Paulson's call for a review of transactions that ``Wall Street is hiding off-balance sheet from investors, after Congress already got one, is clearly grasping at straws in light of the ongoing bailout,'' said Lynn Turner, a former chief accountant at the SEC. ``Treasury just needs to get the accounting fixed, rather than wasting time with yet another study that appears to be an attempt to deflect criticism.''
The Treasury chief also said the decline in the housing market is ``the most significant current risk'' to the U.S. economy and called for an ``aggressive plan'' by mortgage lenders to head off foreclosures.
Not `Finger Pointing'
``This is not about finger pointing,'' Paulson said, at the same time telling mortgage servicers that ``you have an obligation to help meet this challenge.'' Mortgage companies must work harder to renegotiate terms for homeowners, he added, saying ``the current plan is not working well.''
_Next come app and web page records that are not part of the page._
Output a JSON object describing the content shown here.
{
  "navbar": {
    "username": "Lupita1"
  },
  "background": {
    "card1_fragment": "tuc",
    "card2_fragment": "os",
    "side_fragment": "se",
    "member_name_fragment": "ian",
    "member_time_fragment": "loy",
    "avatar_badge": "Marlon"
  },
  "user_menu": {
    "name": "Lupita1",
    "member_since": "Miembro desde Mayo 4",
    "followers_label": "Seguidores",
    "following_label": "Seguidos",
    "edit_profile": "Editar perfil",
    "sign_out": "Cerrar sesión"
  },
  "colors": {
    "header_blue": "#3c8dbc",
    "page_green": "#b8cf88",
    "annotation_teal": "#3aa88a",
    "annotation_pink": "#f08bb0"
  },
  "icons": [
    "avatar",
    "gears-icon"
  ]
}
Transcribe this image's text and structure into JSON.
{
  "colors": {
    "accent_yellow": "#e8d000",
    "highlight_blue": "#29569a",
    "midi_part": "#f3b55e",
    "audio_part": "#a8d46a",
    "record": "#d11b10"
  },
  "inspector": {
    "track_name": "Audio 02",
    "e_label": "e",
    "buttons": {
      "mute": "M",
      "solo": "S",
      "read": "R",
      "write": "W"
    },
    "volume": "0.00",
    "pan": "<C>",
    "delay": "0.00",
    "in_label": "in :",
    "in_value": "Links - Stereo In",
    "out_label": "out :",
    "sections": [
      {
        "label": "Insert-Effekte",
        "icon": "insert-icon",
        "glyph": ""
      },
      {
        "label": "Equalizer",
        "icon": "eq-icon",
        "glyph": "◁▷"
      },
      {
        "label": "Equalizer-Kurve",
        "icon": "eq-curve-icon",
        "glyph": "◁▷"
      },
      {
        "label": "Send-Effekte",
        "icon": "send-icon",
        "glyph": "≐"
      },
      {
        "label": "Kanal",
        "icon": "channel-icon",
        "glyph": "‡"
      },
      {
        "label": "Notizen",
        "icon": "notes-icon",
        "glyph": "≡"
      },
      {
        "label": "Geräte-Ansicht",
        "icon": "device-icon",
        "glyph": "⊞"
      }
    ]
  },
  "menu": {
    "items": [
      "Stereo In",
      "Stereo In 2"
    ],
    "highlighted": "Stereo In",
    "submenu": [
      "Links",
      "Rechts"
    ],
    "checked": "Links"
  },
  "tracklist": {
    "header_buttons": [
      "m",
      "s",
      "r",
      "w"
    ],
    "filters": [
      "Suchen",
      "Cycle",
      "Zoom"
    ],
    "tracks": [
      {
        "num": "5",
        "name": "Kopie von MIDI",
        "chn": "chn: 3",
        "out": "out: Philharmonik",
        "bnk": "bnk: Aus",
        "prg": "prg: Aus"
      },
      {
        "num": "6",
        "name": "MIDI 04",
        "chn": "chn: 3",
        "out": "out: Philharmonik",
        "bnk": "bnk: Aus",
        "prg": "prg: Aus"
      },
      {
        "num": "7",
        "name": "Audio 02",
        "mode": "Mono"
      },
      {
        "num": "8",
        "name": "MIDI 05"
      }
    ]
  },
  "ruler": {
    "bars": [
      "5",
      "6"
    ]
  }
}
(JB here: Yeah, you think???)
He also endorsed consideration of national regulation of mortgage brokers. (JB here: Good idea, but do you think that Congress has the stones to actually do this?)
Bank regulators last month called on mortgage lenders to stave off foreclosures by cutting or postponing home payments for cash-strapped borrowers.
``The ongoing housing correction is not ending as quickly as it might have appeared late last year,'' Paulson said. ``It now looks like it will continue to adversely impact our economy, our capital markets and many homeowners for some time yet.''
His comments on the economy echoed those of Fed Chairman Ben S. Bernanke, who said yesterday that the housing industry's contraction will be a ``significant drag'' on growth. The economy will grow 2 percent this year, the least since 2002, according to a Bloomberg News survey of economists.
`Penalty' to Growth
``The longer housing prices remain stagnant or fall, the greater the penalty to our future economic growth,'' Paulson said, adding that ``we have a healthy, diversified economy that will continue to grow.''
The Treasury secretary also said Bush's working group is examining the role of credit-rating agencies in the subprime debacle, after their top ratings for some mortgage-backed securities spurred investors to pile into the debt.
Mortgage defaults by Americans with poor credit histories prompted the collapse in June of two hedge funds managed by Bear Stearns Cos. and triggered a worldwide rout in the debt markets. (JB here: Curious that the story blames borrowers, and not the fact that these funds were so over-leveraged, that it was a ticking time bomb. Yes, the defaults lit the fuse, but the fund itself and poor management decisions are what caused the explosion!) Paulson said that with a few exceptions, hedge funds ``have not proven to be a significant problem'' for financial markets.
Paulson called on lenders including Fannie Mae and Freddie Mac to make mortgages more easily available. The government- sponsored enterprises want regulators to lift caps on their investment portfolios, and the Treasury chief called on Congress to pass legislation that would create a tougher regulator for them.
``GSE reform has cleared the House, and also awaits action in the Senate,'' he said. ``Congress should act quickly as possible.''
To contact the reporter on this story: John Brinsley in Washington at firstname.lastname@example.org
Last Updated: October 16, 2007 14:53 EDT